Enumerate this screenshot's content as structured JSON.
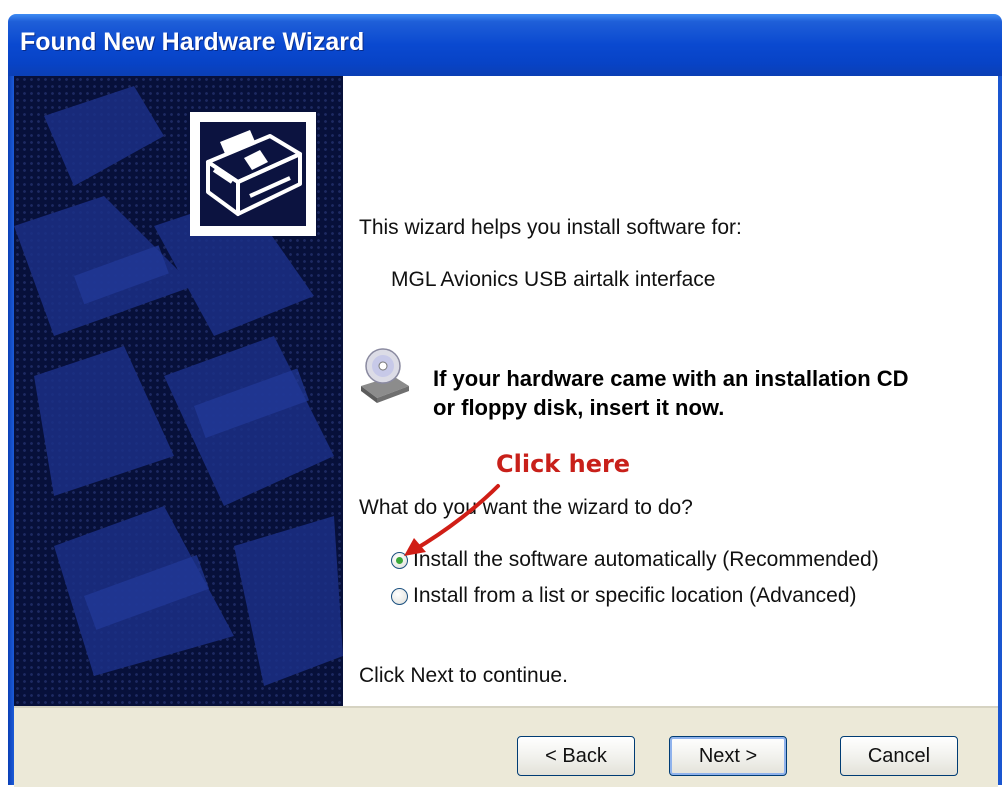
{
  "window": {
    "title": "Found New Hardware Wizard",
    "title_color": "#0a49d0"
  },
  "content": {
    "intro_text": "This wizard helps you install software for:",
    "device_name": "MGL Avionics USB airtalk interface",
    "cd_message_line1": "If your hardware came with an installation CD",
    "cd_message_line2": "or floppy disk, insert it now.",
    "question": "What do you want the wizard to do?",
    "options": [
      {
        "label": "Install the software automatically (Recommended)",
        "selected": true
      },
      {
        "label": "Install from a list or specific location (Advanced)",
        "selected": false
      }
    ],
    "continue_text": "Click Next to continue."
  },
  "annotation": {
    "text": "Click here",
    "color": "#c8201a"
  },
  "buttons": {
    "back_label": "< Back",
    "next_label": "Next >",
    "cancel_label": "Cancel"
  },
  "icons": {
    "side_icon": "hardware-install-icon",
    "cd_icon": "cd-drive-icon"
  }
}
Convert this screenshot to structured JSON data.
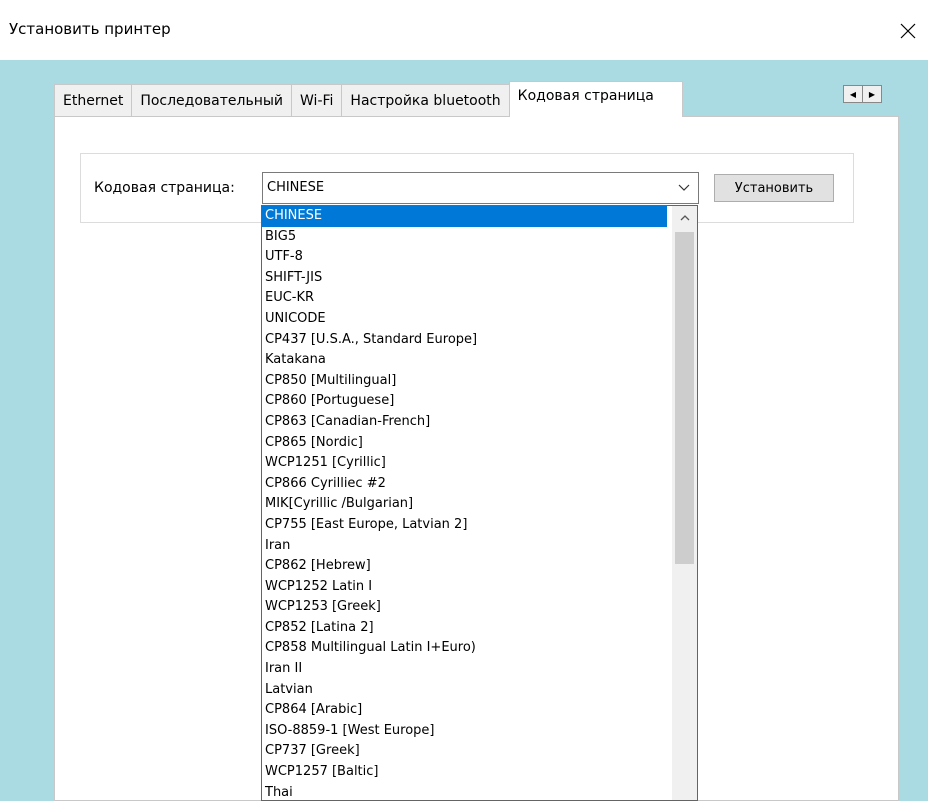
{
  "window": {
    "title": "Установить принтер",
    "close_glyph": "✕"
  },
  "tabs": [
    {
      "label": "Ethernet",
      "active": false
    },
    {
      "label": "Последовательный",
      "active": false
    },
    {
      "label": "Wi-Fi",
      "active": false
    },
    {
      "label": "Настройка bluetooth",
      "active": false
    },
    {
      "label": "Кодовая страница",
      "active": true
    }
  ],
  "tab_scroll": {
    "left_glyph": "◀",
    "right_glyph": "▶"
  },
  "codepage": {
    "label": "Кодовая страница:",
    "selected_value": "CHINESE",
    "install_button": "Установить",
    "options": [
      "CHINESE",
      "BIG5",
      "UTF-8",
      "SHIFT-JIS",
      "EUC-KR",
      "UNICODE",
      "CP437 [U.S.A., Standard Europe]",
      "Katakana",
      "CP850 [Multilingual]",
      "CP860 [Portuguese]",
      "CP863 [Canadian-French]",
      "CP865 [Nordic]",
      "WCP1251 [Cyrillic]",
      "CP866 Cyrilliec #2",
      "MIK[Cyrillic /Bulgarian]",
      "CP755 [East Europe, Latvian 2]",
      "Iran",
      "CP862 [Hebrew]",
      "WCP1252 Latin I",
      "WCP1253 [Greek]",
      "CP852 [Latina 2]",
      "CP858 Multilingual Latin I+Euro)",
      "Iran II",
      "Latvian",
      "CP864 [Arabic]",
      "ISO-8859-1 [West Europe]",
      "CP737 [Greek]",
      "WCP1257 [Baltic]",
      "Thai"
    ]
  },
  "icons": {
    "close": "close-icon",
    "combo_arrow": "chevron-down-icon",
    "scroll_up": "chevron-up-icon"
  },
  "colors": {
    "client_background": "#aadbe3",
    "selection": "#0078d7"
  }
}
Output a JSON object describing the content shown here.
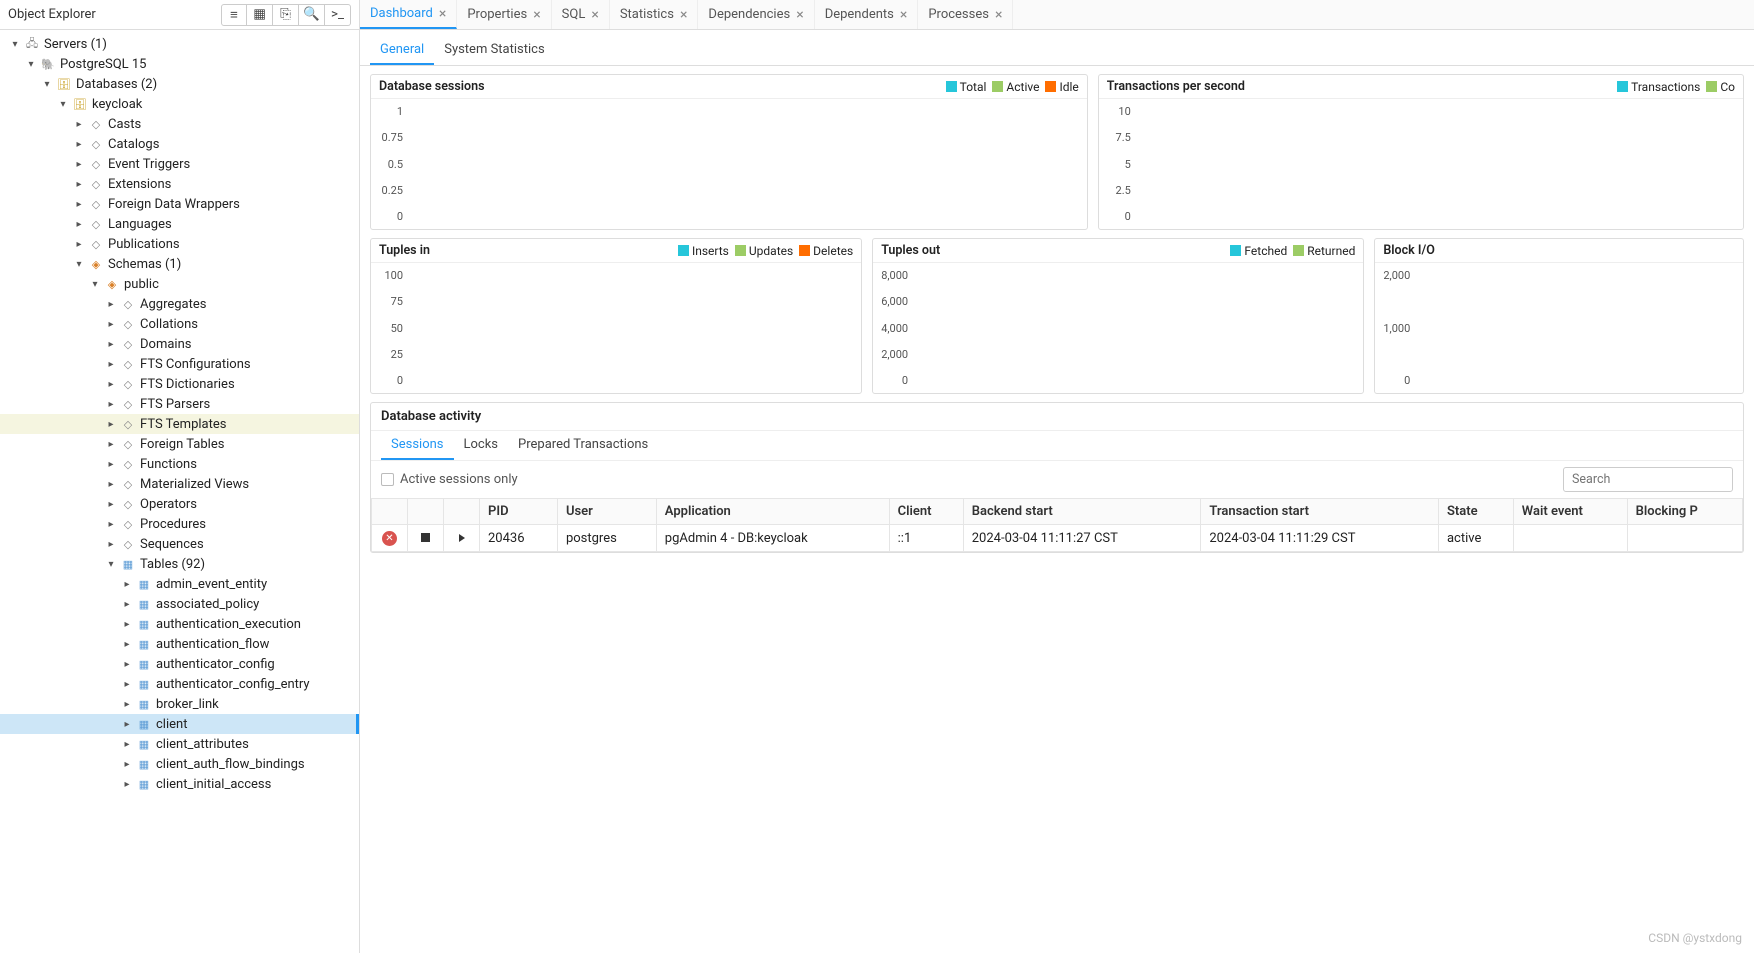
{
  "sidebar": {
    "title": "Object Explorer",
    "tree": [
      {
        "pad": 8,
        "chev": "down",
        "icon": "server",
        "cls": "ico-server",
        "label": "Servers (1)"
      },
      {
        "pad": 24,
        "chev": "down",
        "icon": "pg",
        "cls": "ico-pg",
        "label": "PostgreSQL 15"
      },
      {
        "pad": 40,
        "chev": "down",
        "icon": "db",
        "cls": "ico-db",
        "label": "Databases (2)"
      },
      {
        "pad": 56,
        "chev": "down",
        "icon": "db",
        "cls": "ico-db",
        "label": "keycloak"
      },
      {
        "pad": 72,
        "chev": "right",
        "icon": "gen",
        "cls": "ico-gen",
        "label": "Casts"
      },
      {
        "pad": 72,
        "chev": "right",
        "icon": "gen",
        "cls": "ico-gen",
        "label": "Catalogs"
      },
      {
        "pad": 72,
        "chev": "right",
        "icon": "gen",
        "cls": "ico-gen",
        "label": "Event Triggers"
      },
      {
        "pad": 72,
        "chev": "right",
        "icon": "gen",
        "cls": "ico-gen",
        "label": "Extensions"
      },
      {
        "pad": 72,
        "chev": "right",
        "icon": "gen",
        "cls": "ico-gen",
        "label": "Foreign Data Wrappers"
      },
      {
        "pad": 72,
        "chev": "right",
        "icon": "gen",
        "cls": "ico-gen",
        "label": "Languages"
      },
      {
        "pad": 72,
        "chev": "right",
        "icon": "gen",
        "cls": "ico-gen",
        "label": "Publications"
      },
      {
        "pad": 72,
        "chev": "down",
        "icon": "schema",
        "cls": "ico-schema",
        "label": "Schemas (1)"
      },
      {
        "pad": 88,
        "chev": "down",
        "icon": "schema",
        "cls": "ico-schema",
        "label": "public"
      },
      {
        "pad": 104,
        "chev": "right",
        "icon": "gen",
        "cls": "ico-gen",
        "label": "Aggregates"
      },
      {
        "pad": 104,
        "chev": "right",
        "icon": "gen",
        "cls": "ico-gen",
        "label": "Collations"
      },
      {
        "pad": 104,
        "chev": "right",
        "icon": "gen",
        "cls": "ico-gen",
        "label": "Domains"
      },
      {
        "pad": 104,
        "chev": "right",
        "icon": "gen",
        "cls": "ico-gen",
        "label": "FTS Configurations"
      },
      {
        "pad": 104,
        "chev": "right",
        "icon": "gen",
        "cls": "ico-gen",
        "label": "FTS Dictionaries"
      },
      {
        "pad": 104,
        "chev": "right",
        "icon": "gen",
        "cls": "ico-gen",
        "label": "FTS Parsers"
      },
      {
        "pad": 104,
        "chev": "right",
        "icon": "gen",
        "cls": "ico-gen",
        "label": "FTS Templates",
        "hl": true
      },
      {
        "pad": 104,
        "chev": "right",
        "icon": "gen",
        "cls": "ico-gen",
        "label": "Foreign Tables"
      },
      {
        "pad": 104,
        "chev": "right",
        "icon": "gen",
        "cls": "ico-gen",
        "label": "Functions"
      },
      {
        "pad": 104,
        "chev": "right",
        "icon": "gen",
        "cls": "ico-gen",
        "label": "Materialized Views"
      },
      {
        "pad": 104,
        "chev": "right",
        "icon": "gen",
        "cls": "ico-gen",
        "label": "Operators"
      },
      {
        "pad": 104,
        "chev": "right",
        "icon": "gen",
        "cls": "ico-gen",
        "label": "Procedures"
      },
      {
        "pad": 104,
        "chev": "right",
        "icon": "gen",
        "cls": "ico-gen",
        "label": "Sequences"
      },
      {
        "pad": 104,
        "chev": "down",
        "icon": "table",
        "cls": "ico-table",
        "label": "Tables (92)"
      },
      {
        "pad": 120,
        "chev": "right",
        "icon": "table",
        "cls": "ico-table",
        "label": "admin_event_entity"
      },
      {
        "pad": 120,
        "chev": "right",
        "icon": "table",
        "cls": "ico-table",
        "label": "associated_policy"
      },
      {
        "pad": 120,
        "chev": "right",
        "icon": "table",
        "cls": "ico-table",
        "label": "authentication_execution"
      },
      {
        "pad": 120,
        "chev": "right",
        "icon": "table",
        "cls": "ico-table",
        "label": "authentication_flow"
      },
      {
        "pad": 120,
        "chev": "right",
        "icon": "table",
        "cls": "ico-table",
        "label": "authenticator_config"
      },
      {
        "pad": 120,
        "chev": "right",
        "icon": "table",
        "cls": "ico-table",
        "label": "authenticator_config_entry"
      },
      {
        "pad": 120,
        "chev": "right",
        "icon": "table",
        "cls": "ico-table",
        "label": "broker_link"
      },
      {
        "pad": 120,
        "chev": "right",
        "icon": "table",
        "cls": "ico-table",
        "label": "client",
        "selected": true
      },
      {
        "pad": 120,
        "chev": "right",
        "icon": "table",
        "cls": "ico-table",
        "label": "client_attributes"
      },
      {
        "pad": 120,
        "chev": "right",
        "icon": "table",
        "cls": "ico-table",
        "label": "client_auth_flow_bindings"
      },
      {
        "pad": 120,
        "chev": "right",
        "icon": "table",
        "cls": "ico-table",
        "label": "client_initial_access"
      }
    ]
  },
  "tabs": [
    {
      "label": "Dashboard",
      "active": true
    },
    {
      "label": "Properties"
    },
    {
      "label": "SQL"
    },
    {
      "label": "Statistics"
    },
    {
      "label": "Dependencies"
    },
    {
      "label": "Dependents"
    },
    {
      "label": "Processes"
    }
  ],
  "subtabs": [
    {
      "label": "General",
      "active": true
    },
    {
      "label": "System Statistics"
    }
  ],
  "charts": {
    "sessions": {
      "title": "Database sessions",
      "legend": [
        {
          "c": "#26c6da",
          "l": "Total"
        },
        {
          "c": "#9ccc65",
          "l": "Active"
        },
        {
          "c": "#ff6d00",
          "l": "Idle"
        }
      ],
      "ticks": [
        "1",
        "0.75",
        "0.5",
        "0.25",
        "0"
      ]
    },
    "tps": {
      "title": "Transactions per second",
      "legend": [
        {
          "c": "#26c6da",
          "l": "Transactions"
        },
        {
          "c": "#9ccc65",
          "l": "Co"
        }
      ],
      "ticks": [
        "10",
        "7.5",
        "5",
        "2.5",
        "0"
      ]
    },
    "tin": {
      "title": "Tuples in",
      "legend": [
        {
          "c": "#26c6da",
          "l": "Inserts"
        },
        {
          "c": "#9ccc65",
          "l": "Updates"
        },
        {
          "c": "#ff6d00",
          "l": "Deletes"
        }
      ],
      "ticks": [
        "100",
        "75",
        "50",
        "25",
        "0"
      ]
    },
    "tout": {
      "title": "Tuples out",
      "legend": [
        {
          "c": "#26c6da",
          "l": "Fetched"
        },
        {
          "c": "#9ccc65",
          "l": "Returned"
        }
      ],
      "ticks": [
        "8,000",
        "6,000",
        "4,000",
        "2,000",
        "0"
      ]
    },
    "bio": {
      "title": "Block I/O",
      "legend": [],
      "ticks": [
        "2,000",
        "1,000",
        "0"
      ]
    }
  },
  "activity": {
    "title": "Database activity",
    "tabs": [
      {
        "label": "Sessions",
        "active": true
      },
      {
        "label": "Locks"
      },
      {
        "label": "Prepared Transactions"
      }
    ],
    "filter": "Active sessions only",
    "search_placeholder": "Search",
    "columns": [
      "",
      "",
      "",
      "PID",
      "User",
      "Application",
      "Client",
      "Backend start",
      "Transaction start",
      "State",
      "Wait event",
      "Blocking P"
    ],
    "rows": [
      {
        "pid": "20436",
        "user": "postgres",
        "app": "pgAdmin 4 - DB:keycloak",
        "client": "::1",
        "backend": "2024-03-04 11:11:27 CST",
        "txn": "2024-03-04 11:11:29 CST",
        "state": "active",
        "wait": "",
        "block": ""
      }
    ]
  },
  "watermark": "CSDN @ystxdong",
  "chart_data": [
    {
      "type": "line",
      "title": "Database sessions",
      "ylim": [
        0,
        1
      ],
      "series": [
        {
          "name": "Total",
          "values": []
        },
        {
          "name": "Active",
          "values": []
        },
        {
          "name": "Idle",
          "values": []
        }
      ]
    },
    {
      "type": "line",
      "title": "Transactions per second",
      "ylim": [
        0,
        10
      ],
      "series": [
        {
          "name": "Transactions",
          "values": []
        }
      ]
    },
    {
      "type": "line",
      "title": "Tuples in",
      "ylim": [
        0,
        100
      ],
      "series": [
        {
          "name": "Inserts",
          "values": []
        },
        {
          "name": "Updates",
          "values": []
        },
        {
          "name": "Deletes",
          "values": []
        }
      ]
    },
    {
      "type": "line",
      "title": "Tuples out",
      "ylim": [
        0,
        8000
      ],
      "series": [
        {
          "name": "Fetched",
          "values": []
        },
        {
          "name": "Returned",
          "values": []
        }
      ]
    },
    {
      "type": "line",
      "title": "Block I/O",
      "ylim": [
        0,
        2000
      ],
      "series": []
    }
  ]
}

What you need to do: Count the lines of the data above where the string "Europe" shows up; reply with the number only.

Answer: 3